Pot Pourri

(11/5/2013)  Horsemeat in burgers - Poem - The Horse's Lament


As I lie here tonight in a cold supermarket store
And think of the night men broke down my door
And smuggled me off to a cold abbatoir
I lament how my dreams all turned out so sour.

You see, as a bay foal to this world I was born
On the plains of Kildare on a sweet August morn.
The people who saw me stood sorely amazed
As I stood with me mother under her loving gaze.

For, such a fine young prospect they never had seen
My fetlocks so sturdy, my coat sleek and sheen.
As I pranced round the paddock they all did agree
That one day I’d show all a proud pedigree.

So, they had their dreams that one day I’d be great
When soon they could see me jump fences and gates
And run like the wind with me tail in the air
Outstripping the pick of their stallions and mares.

And at night in me stable they played Christy’s Ride On
And there I’d be dreamin from dusk until dawn
Of races I’d run and purses I’d won
And of punters who’d bet me at 20 to 1.

Yes, I dreamed I’d been bought by the great Aga Khan
And trained by O’Brien on his Coolmore Stud farm
The great AP McCoy riding high in my saddle
And leave all contenders in me wake sore, bedraggled.

In the winners enclosure I could see meself stand
As proud as a peacock ‘mong folks great and grand
And them giving me sugar and patting me mane
And folks in the grandstand all singing my name

And, with me racing days over I dreamed, as I would,
That, sooner or later, I’d be put out to stud
Where I’d spend me last years without sorrow or pain
With some nice looking fillies on Kildare’s grassy plains.

Ah, but, all of my dreams were shattered and torn
The cold night men broke down my wee stable door.
And instead of great glories on the Curragh’s fair plain
I’m now part of what’s called a low-cost food chain.

Aye, instead of a Gold Cup, a Grand National win,
There’ll be bits of me lyin in an oul rubbish bin
Aye, instead of them working out my next handicap
My fate will be sealed in a big soggy bap.

Now, they tell me that I, the king of valley and plain
Am mixed up with oul bullocks that haven’t a brain
And sure, for all that we know, they don’t tell all the facts,
I might be part of a burger with a dog and a cat.

And one of the dreams that I cherished the most
Was to win the great Kentucky Derby where I’d be the toast
But now as on supermarket shelves now I lie
My fate is reduced to a cold Kentucky fry.
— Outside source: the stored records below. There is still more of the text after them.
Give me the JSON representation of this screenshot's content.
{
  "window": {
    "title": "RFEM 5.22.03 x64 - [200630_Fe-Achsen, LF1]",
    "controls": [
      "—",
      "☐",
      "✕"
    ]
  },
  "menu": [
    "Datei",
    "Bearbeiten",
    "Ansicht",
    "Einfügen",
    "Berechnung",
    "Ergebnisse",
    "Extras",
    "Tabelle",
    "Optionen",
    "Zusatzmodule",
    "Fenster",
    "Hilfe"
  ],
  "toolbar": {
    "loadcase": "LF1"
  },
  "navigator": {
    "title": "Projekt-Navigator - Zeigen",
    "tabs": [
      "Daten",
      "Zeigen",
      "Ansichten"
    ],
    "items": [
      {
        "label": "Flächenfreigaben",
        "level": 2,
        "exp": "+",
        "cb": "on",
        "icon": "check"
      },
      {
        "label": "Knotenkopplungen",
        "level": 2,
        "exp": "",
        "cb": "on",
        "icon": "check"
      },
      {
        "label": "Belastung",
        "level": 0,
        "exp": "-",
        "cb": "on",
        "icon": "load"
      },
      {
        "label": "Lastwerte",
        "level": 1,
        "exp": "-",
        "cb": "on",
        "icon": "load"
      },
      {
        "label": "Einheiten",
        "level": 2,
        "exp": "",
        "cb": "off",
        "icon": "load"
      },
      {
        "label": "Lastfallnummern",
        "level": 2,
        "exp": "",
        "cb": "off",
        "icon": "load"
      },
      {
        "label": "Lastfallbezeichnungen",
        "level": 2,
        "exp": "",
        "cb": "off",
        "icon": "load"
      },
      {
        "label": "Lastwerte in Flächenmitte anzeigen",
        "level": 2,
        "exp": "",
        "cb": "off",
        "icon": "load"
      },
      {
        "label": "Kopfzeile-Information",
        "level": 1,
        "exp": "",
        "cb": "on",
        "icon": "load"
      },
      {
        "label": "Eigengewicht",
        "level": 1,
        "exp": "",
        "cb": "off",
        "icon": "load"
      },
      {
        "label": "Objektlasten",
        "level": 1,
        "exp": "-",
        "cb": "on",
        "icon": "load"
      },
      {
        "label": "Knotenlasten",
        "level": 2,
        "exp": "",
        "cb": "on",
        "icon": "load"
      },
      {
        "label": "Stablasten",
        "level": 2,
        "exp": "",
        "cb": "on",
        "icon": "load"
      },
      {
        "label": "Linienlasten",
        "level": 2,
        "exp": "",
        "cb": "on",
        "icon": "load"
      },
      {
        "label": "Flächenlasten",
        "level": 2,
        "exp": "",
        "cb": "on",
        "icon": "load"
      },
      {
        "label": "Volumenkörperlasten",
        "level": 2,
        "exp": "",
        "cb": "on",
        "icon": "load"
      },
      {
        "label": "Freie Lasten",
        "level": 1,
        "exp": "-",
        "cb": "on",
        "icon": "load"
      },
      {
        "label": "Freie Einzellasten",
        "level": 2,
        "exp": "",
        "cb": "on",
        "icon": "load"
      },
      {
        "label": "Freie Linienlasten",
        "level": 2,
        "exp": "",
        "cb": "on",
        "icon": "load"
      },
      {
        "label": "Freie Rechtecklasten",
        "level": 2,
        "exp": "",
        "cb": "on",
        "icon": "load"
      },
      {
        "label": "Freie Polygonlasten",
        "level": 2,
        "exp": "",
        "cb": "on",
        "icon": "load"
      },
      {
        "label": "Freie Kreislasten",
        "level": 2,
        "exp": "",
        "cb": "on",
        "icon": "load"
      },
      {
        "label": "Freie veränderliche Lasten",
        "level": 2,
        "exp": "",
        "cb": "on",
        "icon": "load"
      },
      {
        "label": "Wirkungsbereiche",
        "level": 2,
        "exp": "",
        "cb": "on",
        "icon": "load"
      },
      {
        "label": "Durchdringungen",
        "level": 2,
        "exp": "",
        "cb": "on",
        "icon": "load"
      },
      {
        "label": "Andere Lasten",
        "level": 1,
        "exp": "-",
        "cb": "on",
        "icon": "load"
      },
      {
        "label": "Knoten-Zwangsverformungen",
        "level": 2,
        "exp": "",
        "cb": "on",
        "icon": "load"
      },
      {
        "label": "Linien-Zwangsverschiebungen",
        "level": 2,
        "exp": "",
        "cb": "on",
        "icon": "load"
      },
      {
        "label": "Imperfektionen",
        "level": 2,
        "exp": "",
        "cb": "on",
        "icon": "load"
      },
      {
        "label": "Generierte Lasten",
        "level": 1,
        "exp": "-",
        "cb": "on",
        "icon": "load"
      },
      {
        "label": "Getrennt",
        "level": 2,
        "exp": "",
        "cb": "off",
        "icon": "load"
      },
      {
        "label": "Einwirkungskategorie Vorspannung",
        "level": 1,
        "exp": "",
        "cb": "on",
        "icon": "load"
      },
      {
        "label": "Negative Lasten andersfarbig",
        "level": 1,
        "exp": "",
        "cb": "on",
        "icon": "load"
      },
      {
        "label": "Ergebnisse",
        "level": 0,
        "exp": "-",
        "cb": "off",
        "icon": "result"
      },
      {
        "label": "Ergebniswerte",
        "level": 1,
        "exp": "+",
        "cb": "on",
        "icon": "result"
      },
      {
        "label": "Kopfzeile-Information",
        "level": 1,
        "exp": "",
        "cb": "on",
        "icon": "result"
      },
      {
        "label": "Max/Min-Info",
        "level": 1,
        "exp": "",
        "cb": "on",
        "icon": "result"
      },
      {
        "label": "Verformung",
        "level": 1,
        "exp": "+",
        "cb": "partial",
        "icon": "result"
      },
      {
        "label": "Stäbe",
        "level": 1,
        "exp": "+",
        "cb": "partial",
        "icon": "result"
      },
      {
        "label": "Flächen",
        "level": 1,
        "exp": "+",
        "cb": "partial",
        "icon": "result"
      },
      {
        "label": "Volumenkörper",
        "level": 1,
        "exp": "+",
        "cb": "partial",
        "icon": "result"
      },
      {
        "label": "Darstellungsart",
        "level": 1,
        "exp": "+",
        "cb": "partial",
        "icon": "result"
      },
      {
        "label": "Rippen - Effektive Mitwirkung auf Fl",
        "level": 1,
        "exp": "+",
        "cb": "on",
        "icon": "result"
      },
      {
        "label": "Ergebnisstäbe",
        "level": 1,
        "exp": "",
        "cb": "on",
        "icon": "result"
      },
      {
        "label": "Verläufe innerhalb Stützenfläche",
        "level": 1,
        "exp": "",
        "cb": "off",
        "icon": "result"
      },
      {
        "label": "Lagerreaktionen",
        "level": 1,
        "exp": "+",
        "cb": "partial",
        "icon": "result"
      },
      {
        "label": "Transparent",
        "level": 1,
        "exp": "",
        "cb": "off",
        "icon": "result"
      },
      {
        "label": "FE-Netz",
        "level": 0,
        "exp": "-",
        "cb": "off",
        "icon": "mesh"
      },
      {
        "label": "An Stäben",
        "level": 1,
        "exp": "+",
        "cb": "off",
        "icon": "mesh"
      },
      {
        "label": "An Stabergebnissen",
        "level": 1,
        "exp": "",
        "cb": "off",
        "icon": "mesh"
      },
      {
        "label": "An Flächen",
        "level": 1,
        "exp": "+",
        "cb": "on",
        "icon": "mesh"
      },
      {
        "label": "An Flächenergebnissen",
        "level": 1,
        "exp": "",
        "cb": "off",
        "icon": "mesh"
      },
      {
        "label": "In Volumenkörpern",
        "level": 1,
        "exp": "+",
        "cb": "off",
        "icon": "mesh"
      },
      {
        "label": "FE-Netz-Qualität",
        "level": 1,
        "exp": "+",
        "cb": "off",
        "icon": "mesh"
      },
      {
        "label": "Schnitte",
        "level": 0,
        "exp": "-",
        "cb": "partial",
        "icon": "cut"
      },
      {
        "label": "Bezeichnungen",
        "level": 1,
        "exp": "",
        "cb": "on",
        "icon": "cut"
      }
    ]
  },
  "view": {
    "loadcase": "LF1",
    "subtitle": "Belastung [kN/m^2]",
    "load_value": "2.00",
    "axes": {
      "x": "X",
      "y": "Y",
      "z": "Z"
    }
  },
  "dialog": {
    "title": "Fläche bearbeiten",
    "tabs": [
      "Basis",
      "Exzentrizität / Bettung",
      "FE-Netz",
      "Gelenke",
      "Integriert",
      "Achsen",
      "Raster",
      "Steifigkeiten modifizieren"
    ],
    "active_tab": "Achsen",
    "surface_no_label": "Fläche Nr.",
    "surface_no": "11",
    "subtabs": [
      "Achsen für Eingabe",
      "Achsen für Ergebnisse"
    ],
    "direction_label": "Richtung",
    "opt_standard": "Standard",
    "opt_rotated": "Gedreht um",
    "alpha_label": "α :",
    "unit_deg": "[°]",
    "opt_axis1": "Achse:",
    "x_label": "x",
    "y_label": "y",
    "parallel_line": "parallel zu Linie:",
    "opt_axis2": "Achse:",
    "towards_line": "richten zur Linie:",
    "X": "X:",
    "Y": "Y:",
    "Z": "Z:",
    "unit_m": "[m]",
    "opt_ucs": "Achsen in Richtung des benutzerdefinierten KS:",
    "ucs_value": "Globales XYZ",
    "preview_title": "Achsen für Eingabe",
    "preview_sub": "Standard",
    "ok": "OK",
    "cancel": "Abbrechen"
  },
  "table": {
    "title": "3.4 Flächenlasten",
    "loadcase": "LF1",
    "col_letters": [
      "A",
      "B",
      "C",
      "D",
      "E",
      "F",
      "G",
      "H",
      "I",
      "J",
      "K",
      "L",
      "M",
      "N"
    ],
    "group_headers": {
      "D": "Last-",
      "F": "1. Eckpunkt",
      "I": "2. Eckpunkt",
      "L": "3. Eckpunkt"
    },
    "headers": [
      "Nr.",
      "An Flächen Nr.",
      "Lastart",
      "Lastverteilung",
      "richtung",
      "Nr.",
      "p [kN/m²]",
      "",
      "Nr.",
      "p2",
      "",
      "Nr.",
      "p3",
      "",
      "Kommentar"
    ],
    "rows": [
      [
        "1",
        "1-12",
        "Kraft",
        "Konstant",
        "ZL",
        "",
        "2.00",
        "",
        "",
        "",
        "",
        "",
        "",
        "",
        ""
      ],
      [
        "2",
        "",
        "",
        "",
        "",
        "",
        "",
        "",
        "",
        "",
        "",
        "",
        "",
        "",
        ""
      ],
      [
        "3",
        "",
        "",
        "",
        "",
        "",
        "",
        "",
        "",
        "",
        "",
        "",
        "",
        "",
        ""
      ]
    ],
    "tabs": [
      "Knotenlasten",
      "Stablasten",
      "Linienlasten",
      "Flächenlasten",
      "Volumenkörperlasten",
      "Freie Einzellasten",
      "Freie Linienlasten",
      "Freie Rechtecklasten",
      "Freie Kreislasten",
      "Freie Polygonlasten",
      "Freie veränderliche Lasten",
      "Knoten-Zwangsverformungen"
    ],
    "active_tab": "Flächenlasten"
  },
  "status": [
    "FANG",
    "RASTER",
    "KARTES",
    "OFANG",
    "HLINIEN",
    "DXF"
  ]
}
So, folks, if you’re eating a burger tonight
My ear, or much worse, could be your very next bite.
And, if from your burger a teardrop might fall
It’s only me saying ‘good night, God bless all’.